(Beginning of Provided records)

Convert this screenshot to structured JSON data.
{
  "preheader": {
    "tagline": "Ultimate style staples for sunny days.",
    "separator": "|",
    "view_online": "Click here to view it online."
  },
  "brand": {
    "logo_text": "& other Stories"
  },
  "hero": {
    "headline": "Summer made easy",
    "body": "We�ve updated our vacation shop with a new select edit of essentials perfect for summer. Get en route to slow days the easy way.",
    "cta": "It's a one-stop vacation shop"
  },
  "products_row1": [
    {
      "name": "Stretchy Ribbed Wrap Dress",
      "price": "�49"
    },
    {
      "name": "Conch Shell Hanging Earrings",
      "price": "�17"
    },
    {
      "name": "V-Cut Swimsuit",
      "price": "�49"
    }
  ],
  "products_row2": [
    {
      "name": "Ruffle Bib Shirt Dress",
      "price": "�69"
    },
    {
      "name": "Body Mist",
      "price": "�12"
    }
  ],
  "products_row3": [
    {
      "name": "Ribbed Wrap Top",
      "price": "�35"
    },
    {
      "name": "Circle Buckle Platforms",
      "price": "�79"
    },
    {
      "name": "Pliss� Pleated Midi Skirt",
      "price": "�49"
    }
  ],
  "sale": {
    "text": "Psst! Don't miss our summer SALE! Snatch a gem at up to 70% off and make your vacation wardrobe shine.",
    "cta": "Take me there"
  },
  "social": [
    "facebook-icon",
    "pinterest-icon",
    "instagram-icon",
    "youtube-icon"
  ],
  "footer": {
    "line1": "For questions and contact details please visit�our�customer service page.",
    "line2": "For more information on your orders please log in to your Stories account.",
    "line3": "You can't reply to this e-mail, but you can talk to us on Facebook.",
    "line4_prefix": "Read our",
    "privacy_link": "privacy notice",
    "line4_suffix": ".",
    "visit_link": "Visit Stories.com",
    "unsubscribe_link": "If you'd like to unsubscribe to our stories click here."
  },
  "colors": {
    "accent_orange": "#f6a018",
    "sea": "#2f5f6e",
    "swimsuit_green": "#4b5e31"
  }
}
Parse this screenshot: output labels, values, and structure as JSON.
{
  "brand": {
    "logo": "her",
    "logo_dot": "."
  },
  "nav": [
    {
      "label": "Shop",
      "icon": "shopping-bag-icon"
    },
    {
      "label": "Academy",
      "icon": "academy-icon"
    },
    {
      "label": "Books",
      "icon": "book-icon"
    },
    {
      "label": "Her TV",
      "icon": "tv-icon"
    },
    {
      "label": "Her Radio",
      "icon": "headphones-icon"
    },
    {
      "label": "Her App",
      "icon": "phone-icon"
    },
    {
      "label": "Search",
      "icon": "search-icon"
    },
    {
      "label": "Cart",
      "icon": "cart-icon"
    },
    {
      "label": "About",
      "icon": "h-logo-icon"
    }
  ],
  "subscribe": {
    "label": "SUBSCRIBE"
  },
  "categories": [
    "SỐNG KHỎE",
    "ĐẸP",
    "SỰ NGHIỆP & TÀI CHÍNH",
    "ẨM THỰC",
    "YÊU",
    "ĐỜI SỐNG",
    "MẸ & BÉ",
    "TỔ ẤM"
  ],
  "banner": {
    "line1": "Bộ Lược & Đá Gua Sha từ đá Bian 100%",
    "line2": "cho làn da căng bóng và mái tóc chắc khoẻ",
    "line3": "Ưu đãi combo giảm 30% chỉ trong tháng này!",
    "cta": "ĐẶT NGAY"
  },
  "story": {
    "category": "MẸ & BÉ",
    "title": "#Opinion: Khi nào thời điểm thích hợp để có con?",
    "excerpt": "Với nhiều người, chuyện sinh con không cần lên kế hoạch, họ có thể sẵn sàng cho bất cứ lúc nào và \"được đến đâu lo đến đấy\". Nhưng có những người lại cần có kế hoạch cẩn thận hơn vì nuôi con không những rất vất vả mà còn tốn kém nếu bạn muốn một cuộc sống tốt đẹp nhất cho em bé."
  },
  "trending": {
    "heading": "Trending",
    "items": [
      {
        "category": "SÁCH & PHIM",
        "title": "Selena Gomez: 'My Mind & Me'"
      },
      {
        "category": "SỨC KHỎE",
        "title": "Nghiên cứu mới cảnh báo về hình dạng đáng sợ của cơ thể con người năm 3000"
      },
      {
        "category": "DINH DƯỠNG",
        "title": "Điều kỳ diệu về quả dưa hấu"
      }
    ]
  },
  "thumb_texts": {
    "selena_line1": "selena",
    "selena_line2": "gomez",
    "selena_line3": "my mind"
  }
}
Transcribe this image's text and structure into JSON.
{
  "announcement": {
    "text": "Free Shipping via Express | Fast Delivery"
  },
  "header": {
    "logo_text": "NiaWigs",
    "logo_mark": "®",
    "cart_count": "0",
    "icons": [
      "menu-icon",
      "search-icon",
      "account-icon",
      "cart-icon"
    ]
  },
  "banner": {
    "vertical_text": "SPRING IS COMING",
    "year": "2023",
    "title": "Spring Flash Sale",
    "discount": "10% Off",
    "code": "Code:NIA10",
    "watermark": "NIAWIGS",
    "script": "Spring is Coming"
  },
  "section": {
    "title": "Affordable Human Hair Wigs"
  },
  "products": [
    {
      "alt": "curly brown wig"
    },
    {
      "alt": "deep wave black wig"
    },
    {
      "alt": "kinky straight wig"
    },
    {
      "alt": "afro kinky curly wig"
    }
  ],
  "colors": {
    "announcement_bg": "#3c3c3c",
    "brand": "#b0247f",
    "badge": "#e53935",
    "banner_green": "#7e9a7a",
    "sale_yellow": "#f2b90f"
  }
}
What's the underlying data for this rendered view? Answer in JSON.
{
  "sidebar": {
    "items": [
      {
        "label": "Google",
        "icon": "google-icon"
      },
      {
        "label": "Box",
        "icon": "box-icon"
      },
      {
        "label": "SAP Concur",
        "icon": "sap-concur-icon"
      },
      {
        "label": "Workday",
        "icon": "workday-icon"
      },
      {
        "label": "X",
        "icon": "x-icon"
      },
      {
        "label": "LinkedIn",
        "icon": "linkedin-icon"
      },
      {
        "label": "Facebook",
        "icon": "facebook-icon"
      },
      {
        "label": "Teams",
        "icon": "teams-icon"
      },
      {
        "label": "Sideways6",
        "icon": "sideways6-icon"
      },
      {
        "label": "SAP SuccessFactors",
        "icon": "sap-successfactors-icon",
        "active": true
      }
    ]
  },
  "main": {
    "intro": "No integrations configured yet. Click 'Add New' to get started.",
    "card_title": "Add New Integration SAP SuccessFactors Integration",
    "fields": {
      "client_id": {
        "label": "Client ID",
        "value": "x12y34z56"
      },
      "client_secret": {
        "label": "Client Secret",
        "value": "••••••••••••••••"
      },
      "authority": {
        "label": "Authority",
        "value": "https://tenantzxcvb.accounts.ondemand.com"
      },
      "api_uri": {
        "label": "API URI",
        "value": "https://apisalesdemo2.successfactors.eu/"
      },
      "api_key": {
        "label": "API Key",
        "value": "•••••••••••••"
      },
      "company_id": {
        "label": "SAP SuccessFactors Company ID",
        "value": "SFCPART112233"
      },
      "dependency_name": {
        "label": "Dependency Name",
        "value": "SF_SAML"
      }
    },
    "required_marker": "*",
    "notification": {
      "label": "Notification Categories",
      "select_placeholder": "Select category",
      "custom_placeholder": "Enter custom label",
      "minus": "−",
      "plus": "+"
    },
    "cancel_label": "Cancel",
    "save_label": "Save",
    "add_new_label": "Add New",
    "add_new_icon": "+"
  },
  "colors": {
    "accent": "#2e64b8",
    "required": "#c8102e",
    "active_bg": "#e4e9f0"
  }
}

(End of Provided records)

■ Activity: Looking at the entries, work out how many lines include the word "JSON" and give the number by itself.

■ Solution for this problem: 4